(2) I am putting my formula in a separate worksheet (in the same workbook) so I am referencing the table # of New Clients Received 2013 in this way: ‘# of New Clients Received 2013’! following it with no spaces I am adding the table array of B:R, meaning go through all the cells in rows B through R,

(3) As you can see in the picture, the “Qtr 3” clients gained in 2013 is three rows after the name. This means my value (Bryan – the name) is equal to 1 and what I want (32 – the number of clients gained by Bryan in Qtr 3) is equal to 4, so the number 4 is entered for this value, and

(4) Bryan is the only employee listed with that name, so his name will only appear once on this list in the way it was organized. Therefore, I want an exact match, so FALSE is entered as the range lookup.

## Conclusion

These formulas or functions will allow you to search through one or more columns or rows of data for a specific value. Then, you can have the specific value returned in your desired formula cell, preventing you from searching through too much data.

Instead of you having to search through thousands of rows or columns of data, a magic formula will display the information you need that resides within another set of data. This data could be in another worksheet or in another array of data.

Save yourself time by learning new ways to do things in Excel, and you know what they say? Saving time means saving money!

## Disclaimer

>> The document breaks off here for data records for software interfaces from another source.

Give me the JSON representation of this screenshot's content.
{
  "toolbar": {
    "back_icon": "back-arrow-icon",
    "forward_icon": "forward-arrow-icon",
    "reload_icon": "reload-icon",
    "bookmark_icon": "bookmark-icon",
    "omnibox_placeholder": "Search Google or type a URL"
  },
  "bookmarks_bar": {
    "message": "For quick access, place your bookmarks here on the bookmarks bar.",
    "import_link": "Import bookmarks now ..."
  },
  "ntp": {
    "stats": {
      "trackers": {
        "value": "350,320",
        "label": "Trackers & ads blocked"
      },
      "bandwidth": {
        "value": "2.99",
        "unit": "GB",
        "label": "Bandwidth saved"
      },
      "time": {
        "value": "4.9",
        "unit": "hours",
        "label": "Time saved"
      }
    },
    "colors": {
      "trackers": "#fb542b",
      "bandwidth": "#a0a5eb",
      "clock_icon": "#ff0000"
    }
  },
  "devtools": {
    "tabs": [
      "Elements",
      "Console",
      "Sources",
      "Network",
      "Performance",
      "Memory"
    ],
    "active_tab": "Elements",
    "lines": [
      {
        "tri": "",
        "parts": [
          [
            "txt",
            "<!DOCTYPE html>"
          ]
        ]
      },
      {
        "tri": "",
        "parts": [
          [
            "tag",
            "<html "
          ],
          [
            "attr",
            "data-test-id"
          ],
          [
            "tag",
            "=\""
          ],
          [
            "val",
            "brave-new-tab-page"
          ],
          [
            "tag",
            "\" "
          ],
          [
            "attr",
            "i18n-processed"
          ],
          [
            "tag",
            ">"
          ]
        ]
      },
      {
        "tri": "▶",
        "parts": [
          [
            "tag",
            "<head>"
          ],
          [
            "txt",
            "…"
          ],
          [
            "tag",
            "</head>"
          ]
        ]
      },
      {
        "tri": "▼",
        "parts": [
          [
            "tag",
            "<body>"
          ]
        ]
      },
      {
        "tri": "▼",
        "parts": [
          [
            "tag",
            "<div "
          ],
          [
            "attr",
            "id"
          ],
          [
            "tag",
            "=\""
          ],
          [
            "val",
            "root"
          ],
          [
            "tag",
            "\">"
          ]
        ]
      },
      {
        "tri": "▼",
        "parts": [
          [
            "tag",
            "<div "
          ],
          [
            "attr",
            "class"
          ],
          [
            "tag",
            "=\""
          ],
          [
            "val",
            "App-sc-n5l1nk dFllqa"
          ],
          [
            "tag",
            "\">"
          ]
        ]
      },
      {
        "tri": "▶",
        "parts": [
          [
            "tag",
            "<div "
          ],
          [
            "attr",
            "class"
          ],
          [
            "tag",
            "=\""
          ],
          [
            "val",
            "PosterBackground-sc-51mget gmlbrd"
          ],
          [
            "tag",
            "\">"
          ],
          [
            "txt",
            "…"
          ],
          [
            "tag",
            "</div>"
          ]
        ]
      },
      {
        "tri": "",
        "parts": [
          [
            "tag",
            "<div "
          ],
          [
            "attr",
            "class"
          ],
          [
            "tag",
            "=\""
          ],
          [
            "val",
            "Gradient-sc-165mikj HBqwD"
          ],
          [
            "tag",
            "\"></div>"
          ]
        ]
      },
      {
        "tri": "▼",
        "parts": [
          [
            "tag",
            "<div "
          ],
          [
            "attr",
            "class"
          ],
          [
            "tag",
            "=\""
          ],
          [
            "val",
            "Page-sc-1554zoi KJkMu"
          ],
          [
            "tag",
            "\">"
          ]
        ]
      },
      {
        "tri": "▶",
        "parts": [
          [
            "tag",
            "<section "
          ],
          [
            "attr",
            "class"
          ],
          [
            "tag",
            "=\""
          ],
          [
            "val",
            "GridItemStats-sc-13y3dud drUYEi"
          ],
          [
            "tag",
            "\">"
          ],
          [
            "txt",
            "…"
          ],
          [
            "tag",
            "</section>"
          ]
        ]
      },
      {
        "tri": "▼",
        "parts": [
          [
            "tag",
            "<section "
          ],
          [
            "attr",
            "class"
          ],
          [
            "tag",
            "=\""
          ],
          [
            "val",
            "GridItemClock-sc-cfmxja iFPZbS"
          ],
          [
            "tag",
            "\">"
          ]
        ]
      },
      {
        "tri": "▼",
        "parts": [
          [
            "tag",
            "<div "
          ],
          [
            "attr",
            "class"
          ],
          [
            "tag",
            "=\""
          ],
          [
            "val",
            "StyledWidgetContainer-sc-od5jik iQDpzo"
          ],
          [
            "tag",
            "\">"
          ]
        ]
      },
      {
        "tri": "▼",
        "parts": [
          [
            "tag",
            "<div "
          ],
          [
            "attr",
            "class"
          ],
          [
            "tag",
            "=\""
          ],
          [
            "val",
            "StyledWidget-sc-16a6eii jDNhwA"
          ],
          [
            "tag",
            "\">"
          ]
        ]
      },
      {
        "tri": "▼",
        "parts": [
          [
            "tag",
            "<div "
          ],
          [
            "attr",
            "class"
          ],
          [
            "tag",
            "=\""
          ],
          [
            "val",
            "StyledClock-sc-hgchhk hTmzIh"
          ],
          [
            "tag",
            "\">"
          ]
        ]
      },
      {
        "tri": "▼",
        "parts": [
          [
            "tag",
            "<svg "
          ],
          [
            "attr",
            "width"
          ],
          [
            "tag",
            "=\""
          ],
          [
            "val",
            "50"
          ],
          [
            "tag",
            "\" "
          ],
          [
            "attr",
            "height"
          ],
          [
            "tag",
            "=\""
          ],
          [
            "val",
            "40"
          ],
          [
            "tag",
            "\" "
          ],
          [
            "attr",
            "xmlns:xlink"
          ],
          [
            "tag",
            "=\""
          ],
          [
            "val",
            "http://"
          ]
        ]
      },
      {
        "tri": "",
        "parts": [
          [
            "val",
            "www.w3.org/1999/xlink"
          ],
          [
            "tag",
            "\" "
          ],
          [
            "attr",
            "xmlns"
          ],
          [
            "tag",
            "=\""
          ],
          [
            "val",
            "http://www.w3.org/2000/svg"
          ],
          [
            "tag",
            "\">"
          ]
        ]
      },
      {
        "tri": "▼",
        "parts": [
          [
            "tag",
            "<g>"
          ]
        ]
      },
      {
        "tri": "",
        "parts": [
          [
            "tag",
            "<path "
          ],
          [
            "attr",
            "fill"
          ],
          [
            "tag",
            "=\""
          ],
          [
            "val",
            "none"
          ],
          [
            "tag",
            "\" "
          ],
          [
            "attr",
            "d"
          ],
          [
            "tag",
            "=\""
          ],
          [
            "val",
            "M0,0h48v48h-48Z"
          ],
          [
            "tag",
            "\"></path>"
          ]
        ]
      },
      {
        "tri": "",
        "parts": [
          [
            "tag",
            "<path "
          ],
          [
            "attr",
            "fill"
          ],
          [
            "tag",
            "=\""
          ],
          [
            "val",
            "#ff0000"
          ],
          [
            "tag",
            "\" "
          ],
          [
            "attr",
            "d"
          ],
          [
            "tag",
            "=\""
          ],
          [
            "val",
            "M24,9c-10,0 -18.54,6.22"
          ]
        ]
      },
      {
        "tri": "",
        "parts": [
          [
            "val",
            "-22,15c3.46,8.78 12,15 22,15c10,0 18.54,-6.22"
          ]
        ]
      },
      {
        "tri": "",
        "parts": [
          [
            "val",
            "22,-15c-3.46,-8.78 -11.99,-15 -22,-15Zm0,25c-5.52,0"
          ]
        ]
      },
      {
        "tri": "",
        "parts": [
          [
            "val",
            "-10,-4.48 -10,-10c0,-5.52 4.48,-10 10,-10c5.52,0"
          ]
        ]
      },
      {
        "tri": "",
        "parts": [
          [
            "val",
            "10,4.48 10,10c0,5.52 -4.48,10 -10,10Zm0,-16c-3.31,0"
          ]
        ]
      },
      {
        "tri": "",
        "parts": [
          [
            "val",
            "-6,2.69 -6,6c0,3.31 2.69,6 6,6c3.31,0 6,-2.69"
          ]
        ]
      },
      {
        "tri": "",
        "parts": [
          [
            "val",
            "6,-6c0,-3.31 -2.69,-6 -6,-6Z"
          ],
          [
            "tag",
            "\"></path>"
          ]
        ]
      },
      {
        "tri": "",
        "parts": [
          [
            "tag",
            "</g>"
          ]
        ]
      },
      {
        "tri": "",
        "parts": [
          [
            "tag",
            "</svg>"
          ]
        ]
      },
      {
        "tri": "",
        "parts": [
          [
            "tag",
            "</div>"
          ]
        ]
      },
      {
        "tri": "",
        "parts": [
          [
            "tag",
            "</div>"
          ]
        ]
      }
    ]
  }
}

Pictures: The pictures used in this article were taken by Michele Jones.

Videos: The provided videos were from You Tube.